[Items from an interface collection]
Content starts

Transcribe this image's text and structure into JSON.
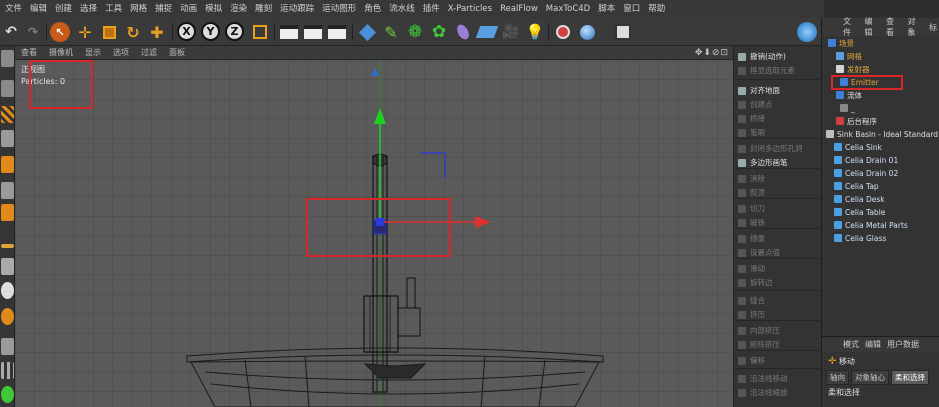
{
  "menubar": [
    "文件",
    "编辑",
    "创建",
    "选择",
    "工具",
    "网格",
    "捕捉",
    "动画",
    "模拟",
    "渲染",
    "雕刻",
    "运动跟踪",
    "运动图形",
    "角色",
    "流水线",
    "插件",
    "X-Particles",
    "RealFlow",
    "MaxToC4D",
    "脚本",
    "窗口",
    "帮助"
  ],
  "viewport": {
    "menu": [
      "查看",
      "摄像机",
      "显示",
      "选项",
      "过滤",
      "面板"
    ],
    "nav_icons": "✥⬇⊘⊡",
    "label": "正视图",
    "particles": "Particles: 0"
  },
  "commands": [
    {
      "label": "撤销(动作)",
      "on": true
    },
    {
      "label": "框显选取元素",
      "on": false
    },
    {
      "label": "对齐地面",
      "on": true
    },
    {
      "label": "创建点",
      "on": false
    },
    {
      "label": "桥接",
      "on": false
    },
    {
      "label": "笔刷",
      "on": false
    },
    {
      "label": "封闭多边形孔洞",
      "on": false
    },
    {
      "label": "多边形画笔",
      "on": true
    },
    {
      "label": "消除",
      "on": false
    },
    {
      "label": "熨烫",
      "on": false
    },
    {
      "label": "切刀",
      "on": false
    },
    {
      "label": "磁铁",
      "on": false
    },
    {
      "label": "镜像",
      "on": false
    },
    {
      "label": "设置点值",
      "on": false
    },
    {
      "label": "滑动",
      "on": false
    },
    {
      "label": "旋转边",
      "on": false
    },
    {
      "label": "缝合",
      "on": false
    },
    {
      "label": "挤压",
      "on": false
    },
    {
      "label": "内部挤压",
      "on": false
    },
    {
      "label": "矩阵挤压",
      "on": false
    },
    {
      "label": "偏移",
      "on": false
    },
    {
      "label": "沿法线移动",
      "on": false
    },
    {
      "label": "沿法线缩放",
      "on": false
    }
  ],
  "object_manager": {
    "menu": [
      "文件",
      "编辑",
      "查看",
      "对象",
      "标"
    ],
    "tree": [
      {
        "label": "场景",
        "color": "#e0a53a",
        "icon": "#3f7fd6"
      },
      {
        "label": "网格",
        "color": "#e0a53a",
        "icon": "#5aa0e0"
      },
      {
        "label": "发射器",
        "color": "#e0a53a",
        "icon": "#d6d6d6"
      },
      {
        "label": "Emitter",
        "color": "#e0a53a",
        "icon": "#3f7fd6"
      },
      {
        "label": "流体",
        "color": "#e0e0e0",
        "icon": "#3f7fd6"
      },
      {
        "label": "_",
        "color": "#e0e0e0",
        "icon": "#888"
      },
      {
        "label": "后台程序",
        "color": "#e0e0e0",
        "icon": "#d04040"
      },
      {
        "label": "Sink Basin - Ideal Standard",
        "color": "#e0e0e0",
        "icon": "#bdbdbd"
      },
      {
        "label": "Celia Sink",
        "color": "#cfe0f5",
        "icon": "#4aa0e0"
      },
      {
        "label": "Celia Drain 01",
        "color": "#cfe0f5",
        "icon": "#4aa0e0"
      },
      {
        "label": "Celia Drain  02",
        "color": "#cfe0f5",
        "icon": "#4aa0e0"
      },
      {
        "label": "Celia Tap",
        "color": "#cfe0f5",
        "icon": "#4aa0e0"
      },
      {
        "label": "Celia Desk",
        "color": "#cfe0f5",
        "icon": "#4aa0e0"
      },
      {
        "label": "Celia Table",
        "color": "#cfe0f5",
        "icon": "#4aa0e0"
      },
      {
        "label": "Celia Metal Parts",
        "color": "#cfe0f5",
        "icon": "#4aa0e0"
      },
      {
        "label": "Celia Glass",
        "color": "#cfe0f5",
        "icon": "#4aa0e0"
      }
    ]
  },
  "attributes": {
    "menu": [
      "模式",
      "编辑",
      "用户数据"
    ],
    "title": "移动",
    "tabs": [
      "轴向",
      "对象轴心",
      "柔和选择"
    ],
    "active_tab": "柔和选择",
    "section": "柔和选择"
  },
  "colors": {
    "highlight": "#d9262b",
    "axis_y": "#1fd11f",
    "axis_x": "#e03030",
    "grid": "#4a4a4a"
  }
}
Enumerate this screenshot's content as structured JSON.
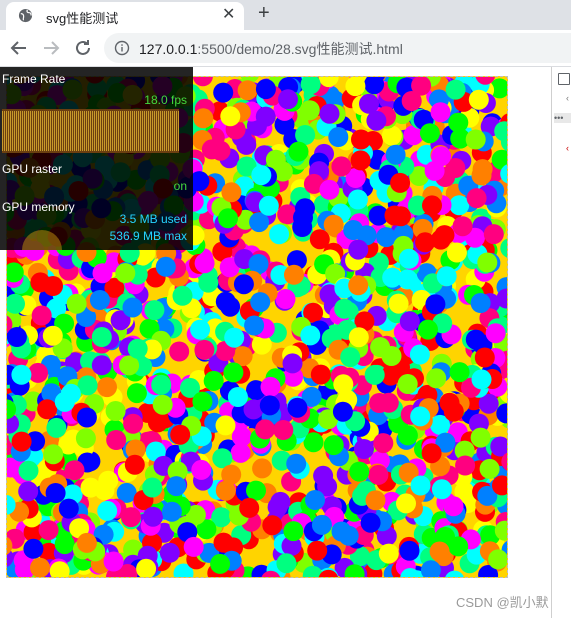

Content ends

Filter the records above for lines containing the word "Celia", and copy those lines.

● Result of the task:
        "label": "Celia Sink",
        "label": "Celia Drain 01",
        "label": "Celia Drain  02",
        "label": "Celia Tap",
        "label": "Celia Desk",
        "label": "Celia Table",
        "label": "Celia Metal Parts",
        "label": "Celia Glass",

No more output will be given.